Excerpts from a dataset:
+ + + + + + +

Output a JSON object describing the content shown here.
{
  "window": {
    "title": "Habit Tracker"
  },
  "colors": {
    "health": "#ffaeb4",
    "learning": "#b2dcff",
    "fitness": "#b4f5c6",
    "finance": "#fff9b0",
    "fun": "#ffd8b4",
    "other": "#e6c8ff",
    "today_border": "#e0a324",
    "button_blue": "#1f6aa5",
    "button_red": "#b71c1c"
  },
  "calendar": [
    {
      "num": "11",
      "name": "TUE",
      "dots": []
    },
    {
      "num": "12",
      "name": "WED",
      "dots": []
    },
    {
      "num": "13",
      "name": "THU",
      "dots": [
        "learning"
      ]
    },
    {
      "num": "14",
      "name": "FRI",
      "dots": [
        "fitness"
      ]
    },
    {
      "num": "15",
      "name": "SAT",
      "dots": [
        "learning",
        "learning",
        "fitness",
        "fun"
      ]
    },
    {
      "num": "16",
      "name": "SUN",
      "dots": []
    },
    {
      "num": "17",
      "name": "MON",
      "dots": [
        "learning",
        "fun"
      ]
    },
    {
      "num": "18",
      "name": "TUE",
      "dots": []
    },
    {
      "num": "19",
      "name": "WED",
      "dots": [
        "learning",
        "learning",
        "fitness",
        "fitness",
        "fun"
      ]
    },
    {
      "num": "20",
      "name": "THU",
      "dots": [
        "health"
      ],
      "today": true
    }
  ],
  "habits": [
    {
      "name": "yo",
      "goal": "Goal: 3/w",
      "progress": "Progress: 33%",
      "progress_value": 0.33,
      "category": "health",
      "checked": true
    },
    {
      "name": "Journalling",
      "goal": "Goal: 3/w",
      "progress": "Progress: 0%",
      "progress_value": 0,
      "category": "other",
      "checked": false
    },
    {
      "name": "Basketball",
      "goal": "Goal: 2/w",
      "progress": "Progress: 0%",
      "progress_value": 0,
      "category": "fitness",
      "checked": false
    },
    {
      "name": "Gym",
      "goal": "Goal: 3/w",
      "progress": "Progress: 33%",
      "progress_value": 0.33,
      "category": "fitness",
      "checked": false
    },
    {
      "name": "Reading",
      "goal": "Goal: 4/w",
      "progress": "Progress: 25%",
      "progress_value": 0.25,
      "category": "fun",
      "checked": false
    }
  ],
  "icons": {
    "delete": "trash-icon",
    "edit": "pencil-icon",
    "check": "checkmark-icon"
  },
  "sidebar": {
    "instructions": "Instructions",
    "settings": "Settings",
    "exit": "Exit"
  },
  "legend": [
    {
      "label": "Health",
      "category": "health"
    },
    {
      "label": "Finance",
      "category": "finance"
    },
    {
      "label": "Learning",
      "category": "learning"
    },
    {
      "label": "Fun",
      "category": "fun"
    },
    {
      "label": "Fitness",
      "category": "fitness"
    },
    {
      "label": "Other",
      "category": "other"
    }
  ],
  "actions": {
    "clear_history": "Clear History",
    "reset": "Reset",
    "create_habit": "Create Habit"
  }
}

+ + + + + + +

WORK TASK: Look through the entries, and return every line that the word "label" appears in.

SOLUTION TO THIS PROBLEM:
      "label": "Health",
      "label": "Finance",
      "label": "Learning",
      "label": "Fun",
      "label": "Fitness",
      "label": "Other",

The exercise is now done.